**** GIVEN RECORDS ****

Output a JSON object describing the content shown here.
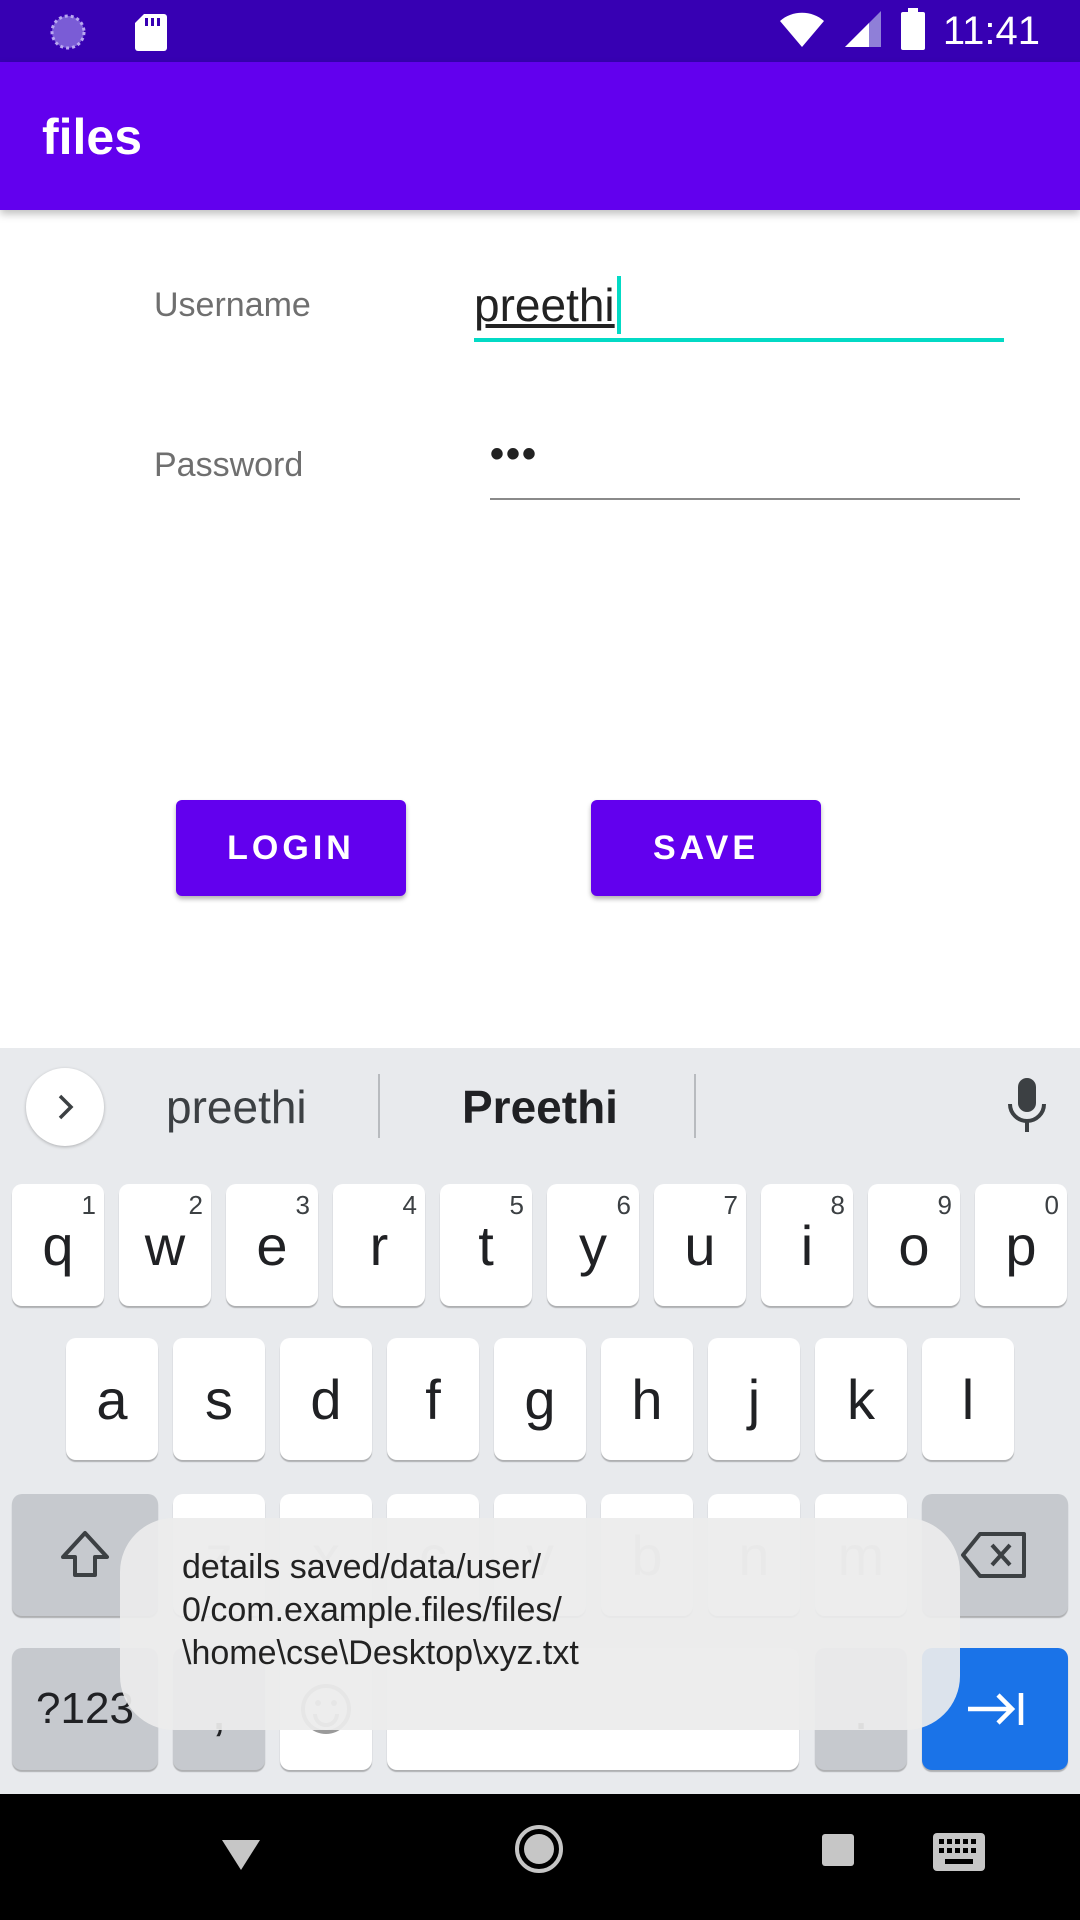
{
  "status_bar": {
    "time": "11:41",
    "icons_left": [
      "sync-icon",
      "sd-card-icon"
    ],
    "icons_right": [
      "wifi-icon",
      "signal-icon",
      "battery-icon"
    ]
  },
  "app_bar": {
    "title": "files"
  },
  "form": {
    "username_label": "Username",
    "username_value": "preethi",
    "password_label": "Password",
    "password_value": "•••"
  },
  "buttons": {
    "login_label": "LOGIN",
    "save_label": "SAVE"
  },
  "keyboard": {
    "suggestions": [
      "preethi",
      "Preethi"
    ],
    "row1": [
      {
        "k": "q",
        "h": "1"
      },
      {
        "k": "w",
        "h": "2"
      },
      {
        "k": "e",
        "h": "3"
      },
      {
        "k": "r",
        "h": "4"
      },
      {
        "k": "t",
        "h": "5"
      },
      {
        "k": "y",
        "h": "6"
      },
      {
        "k": "u",
        "h": "7"
      },
      {
        "k": "i",
        "h": "8"
      },
      {
        "k": "o",
        "h": "9"
      },
      {
        "k": "p",
        "h": "0"
      }
    ],
    "row2": [
      "a",
      "s",
      "d",
      "f",
      "g",
      "h",
      "j",
      "k",
      "l"
    ],
    "row3": [
      "z",
      "x",
      "c",
      "v",
      "b",
      "n",
      "m"
    ],
    "symbols_label": "?123",
    "comma": ",",
    "period": "."
  },
  "toast": {
    "lines": [
      "details saved/data/user/",
      "0/com.example.files/files/",
      "\\home\\cse\\Desktop\\xyz.txt"
    ]
  },
  "colors": {
    "status_bar": "#3700b3",
    "primary": "#6200ee",
    "accent": "#03dac5",
    "keyboard_bg": "#e8eaed",
    "action_key": "#1a73e8"
  }
}
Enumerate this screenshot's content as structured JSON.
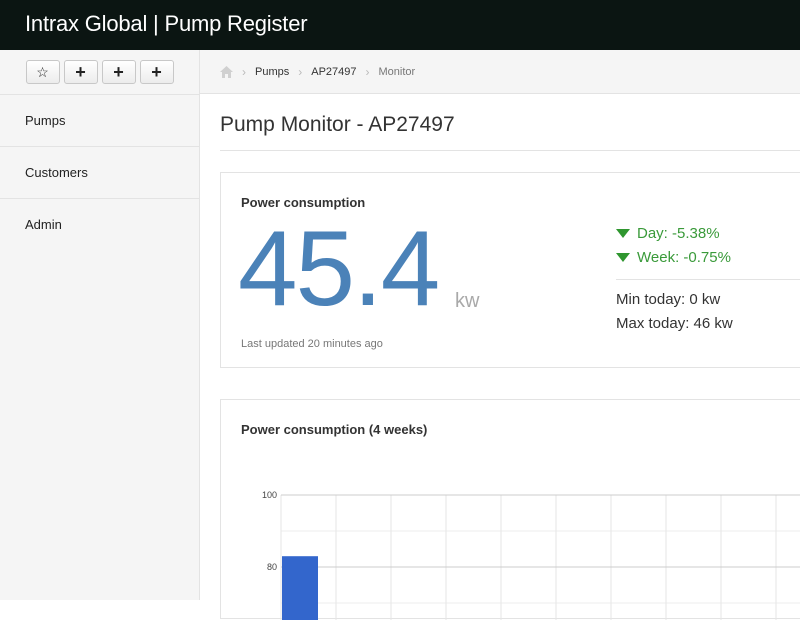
{
  "app": {
    "title": "Intrax Global | Pump Register"
  },
  "shortcuts": [
    {
      "icon": "star-icon",
      "glyph": "☆"
    },
    {
      "icon": "plus-icon",
      "glyph": "+"
    },
    {
      "icon": "plus-icon",
      "glyph": "+"
    },
    {
      "icon": "plus-icon",
      "glyph": "+"
    }
  ],
  "sidebar": {
    "items": [
      {
        "label": "Pumps"
      },
      {
        "label": "Customers"
      },
      {
        "label": "Admin"
      }
    ]
  },
  "breadcrumb": {
    "items": [
      {
        "label": "Pumps"
      },
      {
        "label": "AP27497"
      },
      {
        "label": "Monitor"
      }
    ]
  },
  "page": {
    "title": "Pump Monitor - AP27497"
  },
  "consumption": {
    "title": "Power consumption",
    "value": "45.4",
    "unit": "kw",
    "updated": "Last updated 20 minutes ago",
    "day_change": "Day: -5.38%",
    "week_change": "Week: -0.75%",
    "min_today": "Min today: 0 kw",
    "max_today": "Max today: 46 kw"
  },
  "chart_panel": {
    "title": "Power consumption (4 weeks)"
  },
  "colors": {
    "accent": "#4b82b8",
    "down": "#2f962f",
    "bar": "#3366cc"
  },
  "chart_data": {
    "type": "bar",
    "title": "Power consumption (4 weeks)",
    "xlabel": "",
    "ylabel": "",
    "ylim": [
      0,
      100
    ],
    "yticks": [
      100,
      80
    ],
    "visible_ytick_labels": [
      "100",
      "80"
    ],
    "grid": true,
    "series": [
      {
        "values": [
          83
        ]
      }
    ]
  }
}
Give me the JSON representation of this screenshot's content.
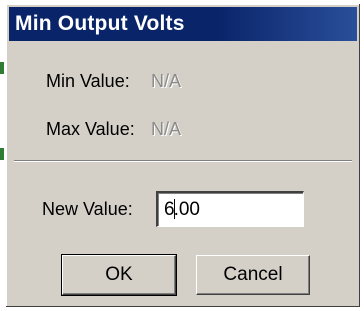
{
  "dialog": {
    "title": "Min Output Volts",
    "min_label": "Min Value:",
    "min_value": "N/A",
    "max_label": "Max Value:",
    "max_value": "N/A",
    "new_value_label": "New Value:",
    "new_value_before_caret": "6",
    "new_value_after_caret": ".00",
    "ok_label": "OK",
    "cancel_label": "Cancel"
  },
  "colors": {
    "titlebar": "#0a246a",
    "dialog_face": "#d4d0c8",
    "disabled_text": "#8a8a8a"
  }
}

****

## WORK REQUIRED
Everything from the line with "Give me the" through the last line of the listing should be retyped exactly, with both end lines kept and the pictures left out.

## TASK OUTPUT
Give me the JSON representation of this screenshot's content.
{
  "dialog": {
    "title": "Min Output Volts",
    "min_label": "Min Value:",
    "min_value": "N/A",
    "max_label": "Max Value:",
    "max_value": "N/A",
    "new_value_label": "New Value:",
    "new_value_before_caret": "6",
    "new_value_after_caret": ".00",
    "ok_label": "OK",
    "cancel_label": "Cancel"
  },
  "colors": {
    "titlebar": "#0a246a",
    "dialog_face": "#d4d0c8",
    "disabled_text": "#8a8a8a"
  }
}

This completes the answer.